TCOU Ordinance Revision Stakeholder Meetings Music Commission Music Industry – Local Businesses Fraternities (and their alumni and attorneys) University of Texas – UTPD – Dean of Students Neighborhood Associations City Management City Council – Council Member Lee Leffingwell Fire & Building Code Board of Appeals City Legal PACE Membership
SXSW 2008 No major issues throughout Festival PACE participation 33 total complaints – 23 from SXSW – 10 other sources 80 official SXSW venues 1 citation 1 venue shut down
New TCOU Ordinance Drafted 126.96.36.199 With concurrence of the Building Official, the Chief may issue a temporary change of use permit to use a structure for public assembly. The Chief may issue a permit for a single event or for up to three events of a particular type during a specified time period of not more than 12 months. An individual event may not to exceed 24 hours in duration. The Chief may prescribe conditions and limitations for a permit. Not more than 12 events in a 12 month period are allowed. The Chief is authorized to grant extensions for demonstrated cause. Exceptions and Rules >>>>>>>>>>>>
Current Ordinance Benefits w/ respect to Fraternity Houses Existing Ordinance – Increase compliance with maintenance issue at fraternity houses – Annual and semi-annual inspections remain current – Contact information current – Partial reimbursement of services with permit fee – Severe reduction in “party builds” – APD “right to enter” – TABC Enforcement
Proposed Ordinance Benefits w/ respect to Fraternity Houses Proposed Ordinance – 12 events per year limitation Manageable number of events per year Should not overwhelm the capacity of PACE 12 is very liberal and may be excessive – The temporary nature of the ordinance is established – Codifies the intent of the 30 day limit – Allows additional “day” events – 24 hour duration per event – Specifies an exact point when permit is required – Adds and educational component
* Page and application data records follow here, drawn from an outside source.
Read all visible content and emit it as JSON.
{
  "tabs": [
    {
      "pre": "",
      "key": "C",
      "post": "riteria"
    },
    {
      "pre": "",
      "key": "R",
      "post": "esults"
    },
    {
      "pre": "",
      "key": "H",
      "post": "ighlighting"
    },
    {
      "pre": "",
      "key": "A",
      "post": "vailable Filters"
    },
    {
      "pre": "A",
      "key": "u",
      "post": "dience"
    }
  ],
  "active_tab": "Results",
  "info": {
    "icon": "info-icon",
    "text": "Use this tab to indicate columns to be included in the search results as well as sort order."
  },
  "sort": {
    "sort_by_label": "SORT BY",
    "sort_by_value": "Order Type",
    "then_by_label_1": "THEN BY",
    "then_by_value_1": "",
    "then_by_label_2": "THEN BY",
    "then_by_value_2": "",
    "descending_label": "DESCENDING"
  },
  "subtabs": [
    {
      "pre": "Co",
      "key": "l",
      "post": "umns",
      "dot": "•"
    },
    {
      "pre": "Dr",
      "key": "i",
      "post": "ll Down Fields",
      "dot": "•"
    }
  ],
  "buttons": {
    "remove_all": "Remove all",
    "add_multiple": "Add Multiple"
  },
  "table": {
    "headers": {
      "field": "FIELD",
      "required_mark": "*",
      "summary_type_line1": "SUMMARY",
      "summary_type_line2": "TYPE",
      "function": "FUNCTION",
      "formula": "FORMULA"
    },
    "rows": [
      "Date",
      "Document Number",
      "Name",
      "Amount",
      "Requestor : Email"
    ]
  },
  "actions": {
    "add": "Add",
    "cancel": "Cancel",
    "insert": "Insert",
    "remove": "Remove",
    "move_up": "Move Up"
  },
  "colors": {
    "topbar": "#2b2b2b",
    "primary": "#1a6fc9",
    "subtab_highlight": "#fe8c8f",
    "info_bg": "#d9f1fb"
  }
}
Accessory Use Per the “2003 International Building Code Commentary” – “The activities that occur in accessory use areas are necessary for the principle occupancy to properly function” The interpretation of the International Building Code requires that accessory uses are limited to spaces used only by the occupants of the building. – Meeting rooms in office buildings Per Ordinance Criteria - Each Fraternity will be inspected and accessory use defined. – New ordinance will specify an exact point when permit is required (existing ordinance does not)
Existing Fraternity Assembly Areas There are accessory use assembly areas in some of the fraternity/sorority houses. During WPDR plan review a maximum occupant load for those rooms was established based on room size, exiting capacity, and the presence of an automatic sprinkler system. If the occupant load is greater than 50, the room is classified as an assembly occupancy and a load card is issued. Those rooms can be used by the members and their invited guests for the intended purpose of the room, up to the occupant load of the room.
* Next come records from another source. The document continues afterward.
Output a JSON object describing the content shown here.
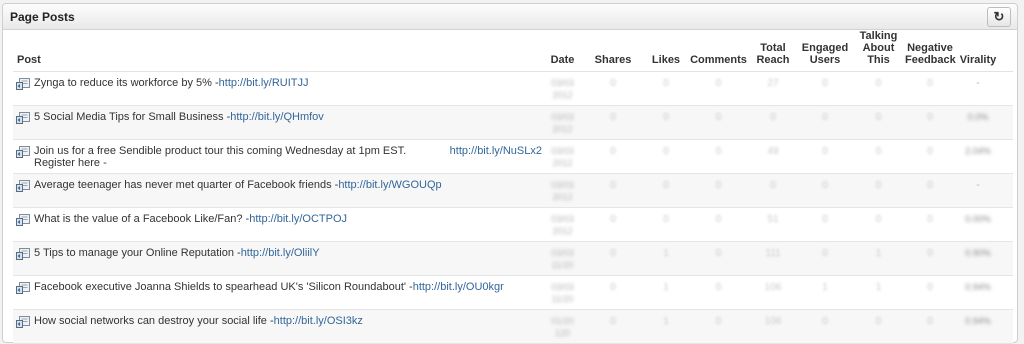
{
  "panel": {
    "title": "Page Posts",
    "refresh_icon": "refresh-icon"
  },
  "columns": {
    "post": "Post",
    "date": "Date",
    "shares": "Shares",
    "likes": "Likes",
    "comments": "Comments",
    "total_reach": [
      "Total",
      "Reach"
    ],
    "engaged_users": [
      "Engaged",
      "Users"
    ],
    "talking_about": [
      "Talking",
      "About This"
    ],
    "negative_feedback": [
      "Negative",
      "Feedback"
    ],
    "virality": "Virality"
  },
  "rows": [
    {
      "text": "Zynga to reduce its workforce by 5% - ",
      "link": "http://bit.ly/RUITJJ",
      "date": [
        "03/03",
        "2012"
      ],
      "shares": "0",
      "likes": "0",
      "comments": "0",
      "reach": "27",
      "engaged": "0",
      "talking": "0",
      "negative": "0",
      "virality": "-"
    },
    {
      "text": "5 Social Media Tips for Small Business - ",
      "link": "http://bit.ly/QHmfov",
      "date": [
        "03/03",
        "2012"
      ],
      "shares": "0",
      "likes": "0",
      "comments": "0",
      "reach": "0",
      "engaged": "0",
      "talking": "0",
      "negative": "0",
      "virality": "0.0%"
    },
    {
      "text": "Join us for a free Sendible product tour this coming Wednesday at 1pm EST. Register here - ",
      "link": "http://bit.ly/NuSLx2",
      "date": [
        "03/03",
        "2012"
      ],
      "shares": "0",
      "likes": "0",
      "comments": "0",
      "reach": "49",
      "engaged": "0",
      "talking": "0",
      "negative": "0",
      "virality": "2.04%"
    },
    {
      "text": "Average teenager has never met quarter of Facebook friends - ",
      "link": "http://bit.ly/WGOUQp",
      "date": [
        "03/03",
        "2012"
      ],
      "shares": "0",
      "likes": "0",
      "comments": "0",
      "reach": "0",
      "engaged": "0",
      "talking": "0",
      "negative": "0",
      "virality": "-"
    },
    {
      "text": "What is the value of a Facebook Like/Fan? - ",
      "link": "http://bit.ly/OCTPOJ",
      "date": [
        "03/03",
        "2012"
      ],
      "shares": "0",
      "likes": "0",
      "comments": "0",
      "reach": "51",
      "engaged": "0",
      "talking": "0",
      "negative": "0",
      "virality": "0.00%"
    },
    {
      "text": "5 Tips to manage your Online Reputation - ",
      "link": "http://bit.ly/OliilY",
      "date": [
        "03/03",
        "11/20"
      ],
      "shares": "0",
      "likes": "1",
      "comments": "0",
      "reach": "111",
      "engaged": "0",
      "talking": "1",
      "negative": "0",
      "virality": "0.90%"
    },
    {
      "text": "Facebook executive Joanna Shields to spearhead UK's 'Silicon Roundabout' - ",
      "link": "http://bit.ly/OU0kgr",
      "date": [
        "03/03",
        "11/20"
      ],
      "shares": "0",
      "likes": "1",
      "comments": "0",
      "reach": "106",
      "engaged": "1",
      "talking": "1",
      "negative": "0",
      "virality": "0.94%"
    },
    {
      "text": "How social networks can destroy your social life - ",
      "link": "http://bit.ly/OSI3kz",
      "date": [
        "01/20",
        "120"
      ],
      "shares": "0",
      "likes": "1",
      "comments": "0",
      "reach": "106",
      "engaged": "0",
      "talking": "0",
      "negative": "0",
      "virality": "0.94%"
    }
  ]
}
Ordinance Associated Rule #6 – The return of the “Greek Fire Academy” 6. For Student Housing facilities the Austin Fire Department will provide an educational program, to include material and training, to the identified Permit Applicants of each location on an annual basis. This training will be required for the continued approval of a Temporary Change of Use to a Place of Assembly Permit and will be funded by the participants. Educational components will include permit requirements and conditions as well as other issues often implicated by assembly occupancy events (i.e., noise ordinance, street permits, TABC issues, parking, etc.).
PACE contacts PACE WEB SITE http://www.ci.austin.tx.us/pace/default.htm http://www.ci.austin.tx.us/pace/default.htm PACE COMPLAINTS http://www.ci.austin.tx.us/connect/email_pac ecomp.htm http://www.ci.austin.tx.us/connect/email_pac ecomp.htm PACE GROUP E-MAIL PACE@ci.austin.tx.us PACE@ci.austin.tx.us